* [What needs to be done]:
Check every line of the entries for "data", and copy the lines that hold it.

* [Material for this exercise]:
• • •
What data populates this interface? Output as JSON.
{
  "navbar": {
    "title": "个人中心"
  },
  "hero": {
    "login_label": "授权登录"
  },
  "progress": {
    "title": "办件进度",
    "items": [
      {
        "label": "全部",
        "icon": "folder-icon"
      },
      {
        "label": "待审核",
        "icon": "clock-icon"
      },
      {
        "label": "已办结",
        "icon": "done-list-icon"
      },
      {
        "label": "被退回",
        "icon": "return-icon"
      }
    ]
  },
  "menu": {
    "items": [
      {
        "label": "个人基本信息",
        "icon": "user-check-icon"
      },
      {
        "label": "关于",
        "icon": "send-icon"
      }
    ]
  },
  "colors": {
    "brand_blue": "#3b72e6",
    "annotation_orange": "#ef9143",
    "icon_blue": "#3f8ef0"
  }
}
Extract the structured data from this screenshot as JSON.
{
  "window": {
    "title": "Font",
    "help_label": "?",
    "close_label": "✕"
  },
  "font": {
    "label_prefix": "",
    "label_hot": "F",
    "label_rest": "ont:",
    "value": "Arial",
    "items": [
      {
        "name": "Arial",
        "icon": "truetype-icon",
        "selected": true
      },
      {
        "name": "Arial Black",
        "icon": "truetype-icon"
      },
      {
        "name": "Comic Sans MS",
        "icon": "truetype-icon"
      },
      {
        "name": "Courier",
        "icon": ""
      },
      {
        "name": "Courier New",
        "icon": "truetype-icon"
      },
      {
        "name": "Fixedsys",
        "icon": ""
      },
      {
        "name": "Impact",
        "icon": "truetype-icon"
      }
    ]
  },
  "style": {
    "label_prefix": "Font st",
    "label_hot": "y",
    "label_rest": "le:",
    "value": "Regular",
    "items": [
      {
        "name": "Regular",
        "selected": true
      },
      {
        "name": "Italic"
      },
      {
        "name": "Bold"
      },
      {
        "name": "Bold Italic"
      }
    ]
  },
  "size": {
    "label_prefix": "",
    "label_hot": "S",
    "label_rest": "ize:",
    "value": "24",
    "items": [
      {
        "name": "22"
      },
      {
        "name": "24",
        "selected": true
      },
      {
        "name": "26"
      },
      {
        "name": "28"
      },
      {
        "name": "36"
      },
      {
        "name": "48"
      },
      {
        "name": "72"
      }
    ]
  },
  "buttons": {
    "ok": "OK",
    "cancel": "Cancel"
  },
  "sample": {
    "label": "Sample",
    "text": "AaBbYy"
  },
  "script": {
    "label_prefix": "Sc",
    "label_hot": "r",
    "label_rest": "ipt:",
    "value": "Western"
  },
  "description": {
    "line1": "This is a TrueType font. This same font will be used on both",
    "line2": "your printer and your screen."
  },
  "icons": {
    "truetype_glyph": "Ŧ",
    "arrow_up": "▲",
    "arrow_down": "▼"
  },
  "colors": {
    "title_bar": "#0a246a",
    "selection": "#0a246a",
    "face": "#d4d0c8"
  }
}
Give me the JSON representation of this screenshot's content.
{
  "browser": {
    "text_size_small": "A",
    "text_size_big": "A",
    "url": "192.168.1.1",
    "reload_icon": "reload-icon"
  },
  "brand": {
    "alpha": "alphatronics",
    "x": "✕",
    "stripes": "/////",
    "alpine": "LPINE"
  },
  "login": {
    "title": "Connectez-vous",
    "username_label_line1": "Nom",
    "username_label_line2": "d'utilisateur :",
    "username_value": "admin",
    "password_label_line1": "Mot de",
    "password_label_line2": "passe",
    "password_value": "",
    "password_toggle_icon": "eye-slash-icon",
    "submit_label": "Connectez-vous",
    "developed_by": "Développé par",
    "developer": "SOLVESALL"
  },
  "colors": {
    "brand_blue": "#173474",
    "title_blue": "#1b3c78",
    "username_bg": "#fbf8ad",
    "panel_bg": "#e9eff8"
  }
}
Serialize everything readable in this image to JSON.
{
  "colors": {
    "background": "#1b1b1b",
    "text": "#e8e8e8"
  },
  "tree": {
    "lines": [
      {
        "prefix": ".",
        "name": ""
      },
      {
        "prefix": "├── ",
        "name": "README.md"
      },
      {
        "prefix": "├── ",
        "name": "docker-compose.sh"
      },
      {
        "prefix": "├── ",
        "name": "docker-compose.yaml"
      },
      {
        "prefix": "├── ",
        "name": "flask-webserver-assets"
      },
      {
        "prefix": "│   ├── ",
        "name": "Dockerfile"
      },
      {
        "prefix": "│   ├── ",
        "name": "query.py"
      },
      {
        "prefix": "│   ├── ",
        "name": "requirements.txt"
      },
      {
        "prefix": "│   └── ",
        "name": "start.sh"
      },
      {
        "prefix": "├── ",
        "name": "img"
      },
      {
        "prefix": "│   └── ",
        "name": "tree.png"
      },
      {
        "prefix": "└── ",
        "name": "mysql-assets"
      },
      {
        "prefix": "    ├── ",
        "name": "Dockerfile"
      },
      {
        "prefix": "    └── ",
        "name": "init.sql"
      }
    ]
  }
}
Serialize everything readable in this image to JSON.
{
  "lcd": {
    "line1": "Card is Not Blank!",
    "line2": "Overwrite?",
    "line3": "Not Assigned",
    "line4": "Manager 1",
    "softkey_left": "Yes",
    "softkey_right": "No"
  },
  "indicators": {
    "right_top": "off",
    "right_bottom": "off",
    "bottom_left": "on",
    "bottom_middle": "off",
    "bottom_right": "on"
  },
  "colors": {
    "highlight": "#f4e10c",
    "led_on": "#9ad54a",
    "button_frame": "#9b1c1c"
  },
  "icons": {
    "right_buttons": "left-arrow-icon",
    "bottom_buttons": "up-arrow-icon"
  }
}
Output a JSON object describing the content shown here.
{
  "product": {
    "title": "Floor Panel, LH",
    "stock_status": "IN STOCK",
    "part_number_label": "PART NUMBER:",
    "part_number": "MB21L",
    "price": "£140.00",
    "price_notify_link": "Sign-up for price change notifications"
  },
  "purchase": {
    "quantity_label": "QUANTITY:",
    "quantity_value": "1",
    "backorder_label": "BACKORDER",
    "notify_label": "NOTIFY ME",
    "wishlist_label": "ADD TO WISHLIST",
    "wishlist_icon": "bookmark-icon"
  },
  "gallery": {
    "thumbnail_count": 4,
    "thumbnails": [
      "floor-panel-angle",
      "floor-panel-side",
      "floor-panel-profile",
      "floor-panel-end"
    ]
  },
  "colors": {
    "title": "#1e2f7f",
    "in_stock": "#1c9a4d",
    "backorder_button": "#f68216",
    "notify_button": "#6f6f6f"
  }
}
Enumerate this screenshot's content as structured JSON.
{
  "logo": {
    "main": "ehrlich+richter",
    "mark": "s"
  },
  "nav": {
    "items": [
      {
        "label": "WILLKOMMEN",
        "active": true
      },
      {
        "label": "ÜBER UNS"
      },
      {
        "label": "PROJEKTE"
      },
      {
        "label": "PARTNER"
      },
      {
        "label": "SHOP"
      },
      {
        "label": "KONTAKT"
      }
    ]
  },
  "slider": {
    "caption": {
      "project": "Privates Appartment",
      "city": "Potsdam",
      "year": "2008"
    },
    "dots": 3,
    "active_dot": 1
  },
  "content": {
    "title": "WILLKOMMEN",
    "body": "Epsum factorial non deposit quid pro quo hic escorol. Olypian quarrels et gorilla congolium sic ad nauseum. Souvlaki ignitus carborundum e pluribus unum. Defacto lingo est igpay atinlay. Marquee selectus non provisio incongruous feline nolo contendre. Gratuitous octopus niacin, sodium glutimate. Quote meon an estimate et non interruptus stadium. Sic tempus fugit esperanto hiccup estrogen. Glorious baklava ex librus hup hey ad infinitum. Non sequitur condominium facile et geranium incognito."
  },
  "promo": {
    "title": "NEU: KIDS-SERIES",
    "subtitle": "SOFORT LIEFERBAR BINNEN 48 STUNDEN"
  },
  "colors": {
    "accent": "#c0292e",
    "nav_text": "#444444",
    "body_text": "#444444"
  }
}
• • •
* [Problem solution]:
What data populates this interface? Output as JSON.
Extract the structured data from this screenshot as JSON.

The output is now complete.